• [TASK MATERIAL]
——

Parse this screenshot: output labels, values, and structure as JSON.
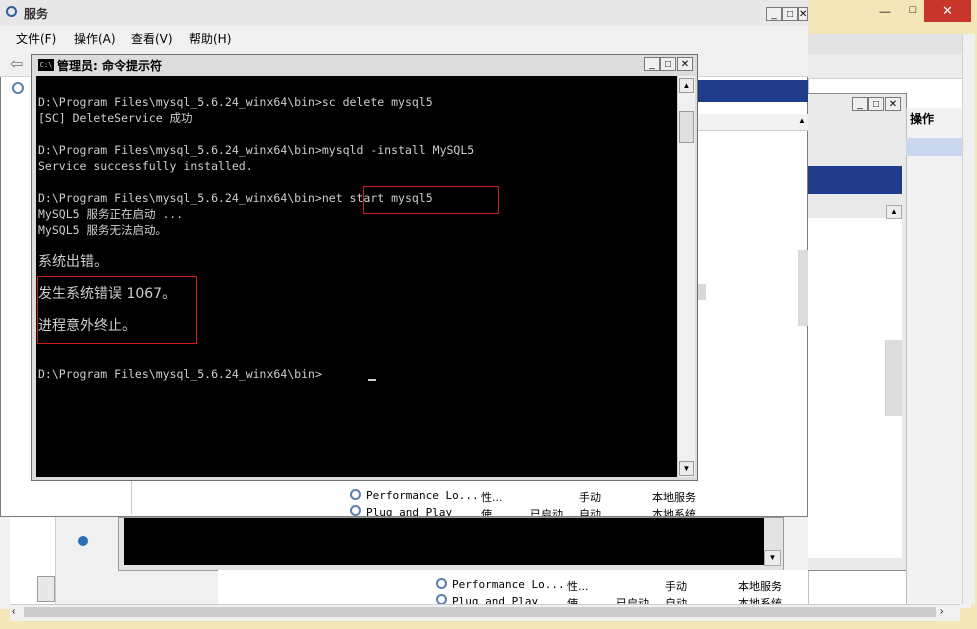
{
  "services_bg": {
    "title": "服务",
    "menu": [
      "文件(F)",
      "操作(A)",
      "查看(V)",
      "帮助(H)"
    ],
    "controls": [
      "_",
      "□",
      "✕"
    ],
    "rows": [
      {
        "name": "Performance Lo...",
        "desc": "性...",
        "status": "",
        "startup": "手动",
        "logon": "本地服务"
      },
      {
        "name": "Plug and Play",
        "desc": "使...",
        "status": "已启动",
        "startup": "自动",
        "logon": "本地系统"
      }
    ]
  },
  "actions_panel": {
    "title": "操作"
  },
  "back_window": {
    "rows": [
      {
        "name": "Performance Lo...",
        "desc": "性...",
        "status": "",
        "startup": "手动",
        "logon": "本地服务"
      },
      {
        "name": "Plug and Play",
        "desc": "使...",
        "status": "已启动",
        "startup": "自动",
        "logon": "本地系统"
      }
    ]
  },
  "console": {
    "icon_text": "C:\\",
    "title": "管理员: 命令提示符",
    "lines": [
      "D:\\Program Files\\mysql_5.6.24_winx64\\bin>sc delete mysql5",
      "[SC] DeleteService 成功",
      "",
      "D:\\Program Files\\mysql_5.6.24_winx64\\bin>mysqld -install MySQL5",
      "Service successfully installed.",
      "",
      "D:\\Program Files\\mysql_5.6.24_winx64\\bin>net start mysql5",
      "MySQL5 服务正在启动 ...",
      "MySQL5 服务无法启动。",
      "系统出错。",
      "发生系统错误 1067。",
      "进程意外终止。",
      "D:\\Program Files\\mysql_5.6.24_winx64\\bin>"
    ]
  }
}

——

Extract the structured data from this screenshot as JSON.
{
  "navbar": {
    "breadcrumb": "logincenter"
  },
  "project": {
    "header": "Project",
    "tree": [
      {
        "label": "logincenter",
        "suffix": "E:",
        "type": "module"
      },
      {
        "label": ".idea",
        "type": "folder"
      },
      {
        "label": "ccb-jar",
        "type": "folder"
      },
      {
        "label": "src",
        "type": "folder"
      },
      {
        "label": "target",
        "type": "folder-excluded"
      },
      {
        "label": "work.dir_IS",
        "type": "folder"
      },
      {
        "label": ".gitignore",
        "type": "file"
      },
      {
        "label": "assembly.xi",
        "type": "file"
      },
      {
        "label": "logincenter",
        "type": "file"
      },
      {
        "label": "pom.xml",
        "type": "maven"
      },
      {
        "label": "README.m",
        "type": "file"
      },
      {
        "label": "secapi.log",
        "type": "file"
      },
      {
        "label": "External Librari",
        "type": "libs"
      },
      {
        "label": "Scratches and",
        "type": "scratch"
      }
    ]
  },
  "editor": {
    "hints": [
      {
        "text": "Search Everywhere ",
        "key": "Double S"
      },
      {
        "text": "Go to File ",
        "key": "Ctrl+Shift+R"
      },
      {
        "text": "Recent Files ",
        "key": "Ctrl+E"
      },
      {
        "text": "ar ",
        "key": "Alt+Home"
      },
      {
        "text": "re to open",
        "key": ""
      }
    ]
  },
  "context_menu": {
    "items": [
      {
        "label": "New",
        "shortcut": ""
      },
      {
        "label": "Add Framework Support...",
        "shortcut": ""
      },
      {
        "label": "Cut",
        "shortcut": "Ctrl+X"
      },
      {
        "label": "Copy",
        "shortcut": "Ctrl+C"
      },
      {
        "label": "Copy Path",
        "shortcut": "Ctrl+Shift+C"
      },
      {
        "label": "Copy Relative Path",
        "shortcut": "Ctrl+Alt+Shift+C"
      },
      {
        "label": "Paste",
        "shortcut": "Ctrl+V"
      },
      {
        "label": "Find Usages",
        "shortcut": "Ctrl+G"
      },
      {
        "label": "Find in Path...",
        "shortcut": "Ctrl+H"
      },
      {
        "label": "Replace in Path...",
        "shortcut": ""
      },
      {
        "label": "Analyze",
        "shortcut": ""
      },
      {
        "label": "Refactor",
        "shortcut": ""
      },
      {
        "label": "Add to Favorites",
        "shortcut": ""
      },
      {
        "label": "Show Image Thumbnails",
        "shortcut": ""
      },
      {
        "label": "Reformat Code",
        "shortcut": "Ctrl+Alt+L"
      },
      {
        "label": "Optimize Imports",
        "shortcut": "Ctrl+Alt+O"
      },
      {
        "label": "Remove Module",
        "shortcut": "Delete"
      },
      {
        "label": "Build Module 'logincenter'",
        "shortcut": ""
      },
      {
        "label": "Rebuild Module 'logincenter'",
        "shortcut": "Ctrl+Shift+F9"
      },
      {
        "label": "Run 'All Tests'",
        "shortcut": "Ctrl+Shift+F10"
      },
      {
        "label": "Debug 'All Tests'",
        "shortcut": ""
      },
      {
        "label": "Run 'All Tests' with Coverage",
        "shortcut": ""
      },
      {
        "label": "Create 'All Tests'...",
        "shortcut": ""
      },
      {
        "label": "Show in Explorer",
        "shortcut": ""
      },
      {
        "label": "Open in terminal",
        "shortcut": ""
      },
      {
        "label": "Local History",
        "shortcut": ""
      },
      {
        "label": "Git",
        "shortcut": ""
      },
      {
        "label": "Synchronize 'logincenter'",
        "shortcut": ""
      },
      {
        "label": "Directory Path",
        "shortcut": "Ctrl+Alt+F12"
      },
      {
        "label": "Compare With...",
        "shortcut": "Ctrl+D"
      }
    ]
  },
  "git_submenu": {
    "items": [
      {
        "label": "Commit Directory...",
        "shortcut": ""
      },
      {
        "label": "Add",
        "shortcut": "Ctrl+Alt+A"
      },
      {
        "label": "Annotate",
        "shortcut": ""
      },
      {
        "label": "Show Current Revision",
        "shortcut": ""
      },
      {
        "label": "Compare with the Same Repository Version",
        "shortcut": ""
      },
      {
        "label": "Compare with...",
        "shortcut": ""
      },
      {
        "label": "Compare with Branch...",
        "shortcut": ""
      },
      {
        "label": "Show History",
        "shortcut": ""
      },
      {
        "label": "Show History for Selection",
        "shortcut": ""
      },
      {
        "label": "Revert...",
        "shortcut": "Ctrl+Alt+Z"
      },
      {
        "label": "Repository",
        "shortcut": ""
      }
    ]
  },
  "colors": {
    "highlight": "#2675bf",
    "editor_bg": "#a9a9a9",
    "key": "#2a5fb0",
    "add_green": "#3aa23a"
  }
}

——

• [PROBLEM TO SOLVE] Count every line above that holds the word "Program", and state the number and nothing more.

• [TASK OUTPUT] 4